Not that this should come as any surprise, but we now have confirmation that the Bush administration refused to award Harry Potter author JK Rowling the Presidential Medal of Freedom because the books “encouraged witchcraft.”
For a second, let’s set aside any arguments over whether or not Rowling’s work merits such a lofty honor and do something that we simply don’t do enough these days. Let’s dig beneath the surface silliness and examine the deeper implications of what this revelation really means.
Put simply, would you be worried about “encouraging” something you didn’t think was possible? It’s one thing to want to discourage, say, meth use or binge drinking or texting while driving or unprotected sex. Those things are real and they have real, observable consequences. If Rowling’s books were encouraging angel-dust-fueled arson sprees, we’d all be advised to support the former president and his merry band of loco parentis.
But did they see witchcraft as real? (Sure, practitioners of Wicca and other neo-paganisms indulge in the craft, but for a variety of reasons I think we have to assume that’s not what Bush was concerned with. After all, Rowling doesn’t talk about real-world Wicca, and real-world Wiccans don’t fly through the skies of London terrorizing the Mugglery. Whatever the real world’s witches may or may no be up to, it has so far proven very unHollywood-worthy.)

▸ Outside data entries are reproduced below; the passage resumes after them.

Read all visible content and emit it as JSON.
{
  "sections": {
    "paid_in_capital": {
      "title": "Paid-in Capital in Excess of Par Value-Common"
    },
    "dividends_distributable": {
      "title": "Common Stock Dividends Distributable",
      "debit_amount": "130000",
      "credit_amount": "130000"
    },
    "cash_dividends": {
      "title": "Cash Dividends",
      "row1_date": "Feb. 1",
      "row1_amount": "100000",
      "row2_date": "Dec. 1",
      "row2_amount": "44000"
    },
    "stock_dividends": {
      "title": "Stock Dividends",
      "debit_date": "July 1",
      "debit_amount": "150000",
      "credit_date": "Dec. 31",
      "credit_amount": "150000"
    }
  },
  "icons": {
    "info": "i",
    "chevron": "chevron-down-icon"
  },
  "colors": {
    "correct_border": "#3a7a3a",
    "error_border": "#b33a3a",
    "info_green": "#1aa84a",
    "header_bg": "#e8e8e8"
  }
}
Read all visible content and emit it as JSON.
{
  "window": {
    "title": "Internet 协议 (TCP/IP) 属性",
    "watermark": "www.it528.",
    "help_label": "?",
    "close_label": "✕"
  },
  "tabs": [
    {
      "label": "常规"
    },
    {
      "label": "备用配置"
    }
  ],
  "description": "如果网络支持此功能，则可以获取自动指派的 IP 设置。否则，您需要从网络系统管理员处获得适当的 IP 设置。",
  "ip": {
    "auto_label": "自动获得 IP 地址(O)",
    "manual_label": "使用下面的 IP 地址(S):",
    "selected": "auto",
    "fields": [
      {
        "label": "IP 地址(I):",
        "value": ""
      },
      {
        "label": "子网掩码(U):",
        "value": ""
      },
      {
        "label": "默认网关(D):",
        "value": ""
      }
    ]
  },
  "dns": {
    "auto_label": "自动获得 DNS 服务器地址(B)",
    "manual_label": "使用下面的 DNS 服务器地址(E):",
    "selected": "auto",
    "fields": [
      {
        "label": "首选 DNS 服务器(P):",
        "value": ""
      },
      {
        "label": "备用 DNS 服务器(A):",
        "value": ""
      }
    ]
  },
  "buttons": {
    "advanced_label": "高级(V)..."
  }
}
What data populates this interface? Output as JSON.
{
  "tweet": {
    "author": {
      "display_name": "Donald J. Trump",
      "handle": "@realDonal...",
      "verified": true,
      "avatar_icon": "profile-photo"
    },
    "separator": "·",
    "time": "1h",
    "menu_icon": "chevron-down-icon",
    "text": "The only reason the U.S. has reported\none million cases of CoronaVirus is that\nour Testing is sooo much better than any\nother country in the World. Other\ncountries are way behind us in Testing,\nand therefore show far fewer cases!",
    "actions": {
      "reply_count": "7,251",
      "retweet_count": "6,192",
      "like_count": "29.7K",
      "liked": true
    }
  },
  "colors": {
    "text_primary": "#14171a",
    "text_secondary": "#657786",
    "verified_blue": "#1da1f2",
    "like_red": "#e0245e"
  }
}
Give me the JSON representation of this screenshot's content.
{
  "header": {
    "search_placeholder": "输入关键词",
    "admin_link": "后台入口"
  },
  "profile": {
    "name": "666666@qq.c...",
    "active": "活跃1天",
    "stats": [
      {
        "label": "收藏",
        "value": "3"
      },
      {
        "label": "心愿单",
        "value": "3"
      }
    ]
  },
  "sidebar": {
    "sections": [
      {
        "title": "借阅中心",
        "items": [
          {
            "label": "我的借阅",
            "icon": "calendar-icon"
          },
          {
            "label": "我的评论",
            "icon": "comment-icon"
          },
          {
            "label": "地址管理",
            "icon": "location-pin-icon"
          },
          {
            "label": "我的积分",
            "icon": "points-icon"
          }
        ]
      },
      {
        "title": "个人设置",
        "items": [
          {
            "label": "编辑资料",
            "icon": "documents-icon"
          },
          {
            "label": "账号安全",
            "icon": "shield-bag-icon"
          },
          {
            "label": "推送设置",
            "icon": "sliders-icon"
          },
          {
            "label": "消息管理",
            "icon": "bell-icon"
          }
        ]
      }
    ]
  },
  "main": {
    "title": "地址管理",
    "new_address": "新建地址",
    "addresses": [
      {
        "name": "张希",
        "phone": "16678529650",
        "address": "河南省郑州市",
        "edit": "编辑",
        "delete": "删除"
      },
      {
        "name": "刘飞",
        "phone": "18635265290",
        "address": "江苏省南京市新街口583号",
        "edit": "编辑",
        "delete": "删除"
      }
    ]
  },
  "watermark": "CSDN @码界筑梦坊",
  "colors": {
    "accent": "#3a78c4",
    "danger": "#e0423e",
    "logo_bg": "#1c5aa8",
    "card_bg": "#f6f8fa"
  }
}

So, do we then conclude that President Bush and his cronies wanted to discourage children from learning how to change each other into rats? From flying around on brooms? From trying to outwit dragons? From teleporting via fireplaces? From sneaking around under invisibility capes?
Certainly these are the sorts of things that we’d want to keep our children away from, I suppose. But while Dubya may have resisted the corrosive effects of education, there are rules of logic and he is not magically immune to them. By definition, one wouldn’t actively discourage children from something that was in fact impossible. Not unless one were absolutely barking, anyway. It might theoretically be dangerous for young children to attack the Xyrxalian Star Fleet on Pegasus-back, for instance, but you don’t recall any Executive admonitions on the subject, do you?
Still, let’s remember, the Bible says that witches are real. Former Alaska governor and vice presidential candidate Sarah Palin consulted freely with a witchbusting “minister.” The shenanigans at Hogwarts are barely more outlandish than some of what went on in the White House when Nancy Reagan, wife of Bush’s intellectual hero Ronald Reagan, was in residence.
And we’re talking about a man who believes that God commanded him to run for president.
Therefore, I believe we have every reason to believe that our former president did, in fact, view the kinds of powers imagined by Rowling in her best-selling series to be plausible.
Since this is America, we have to respect his faith.